People frequently ask me: “What can I do?” Parents, relatives and teachers can have a tremendous impact by watching media with children and pointing out stereotyping and discrimination to them: “Why do you think there’s only one girl in that story?” “Why do you think she’s wearing that if she’s going to go rescue somebody?” For content creators, the quickest and simplest way to reach gender parity onscreen is to go through a script that you’re already going to make, cross out a bunch of first names of ensemble and supporting characters, and make them female. With one stroke, you have created some non-stereotyped female characters who might even be more interesting now that they’ve had a gender swap!
On-screen is the one area of gross inequality where the underrepresentation or misrepresentation of diverse women can be fixed absolutely overnight. No matter what a creator has made before, their very next project can go straight to gender parity and racial justice. For those of you interested in shifting the cultural narrative and actively advancing social justice — in any sector of society — I encourage you to finance content creators and organizations such as mine that are working on cultural change through transforming program development for children.

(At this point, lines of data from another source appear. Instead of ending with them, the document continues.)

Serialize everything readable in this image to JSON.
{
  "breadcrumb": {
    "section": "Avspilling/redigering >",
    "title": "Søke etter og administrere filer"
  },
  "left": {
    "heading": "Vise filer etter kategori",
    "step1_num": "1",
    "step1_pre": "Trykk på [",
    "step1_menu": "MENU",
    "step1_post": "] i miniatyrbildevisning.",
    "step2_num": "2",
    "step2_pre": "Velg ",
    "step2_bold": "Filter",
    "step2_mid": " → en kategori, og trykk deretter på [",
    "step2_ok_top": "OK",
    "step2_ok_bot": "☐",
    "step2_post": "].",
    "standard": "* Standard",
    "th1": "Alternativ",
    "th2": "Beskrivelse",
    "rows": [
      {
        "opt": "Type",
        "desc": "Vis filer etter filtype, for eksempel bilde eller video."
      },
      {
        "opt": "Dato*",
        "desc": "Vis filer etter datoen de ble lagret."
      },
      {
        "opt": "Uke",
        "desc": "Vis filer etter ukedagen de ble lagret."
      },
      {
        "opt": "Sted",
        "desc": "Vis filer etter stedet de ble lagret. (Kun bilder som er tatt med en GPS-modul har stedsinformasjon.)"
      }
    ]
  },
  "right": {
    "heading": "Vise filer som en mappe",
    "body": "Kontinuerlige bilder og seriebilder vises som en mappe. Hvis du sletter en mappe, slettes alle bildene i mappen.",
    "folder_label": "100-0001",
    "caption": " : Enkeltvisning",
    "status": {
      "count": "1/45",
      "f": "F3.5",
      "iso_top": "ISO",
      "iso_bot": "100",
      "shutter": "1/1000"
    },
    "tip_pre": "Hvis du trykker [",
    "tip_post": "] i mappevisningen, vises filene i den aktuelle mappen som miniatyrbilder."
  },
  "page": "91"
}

Here’s a fun example of how life can imitate art. My archery coach called a couple of years ago to tell me about an interesting phenomenon: the participation of girls in the sport suddenly skyrocketed in 2012, shooting up an astonishing 105%. So, what happened in 2012 that could have caused such a stunning change? Well, Hunger Games and Brave came out that summer — both of which had female archers as their protagonists. The reaction from girls was instant: they essentially left the theater and bought a bow. There are myriad examples like this, all of which prove the truth of our motto: “If she can see it, she can be it.”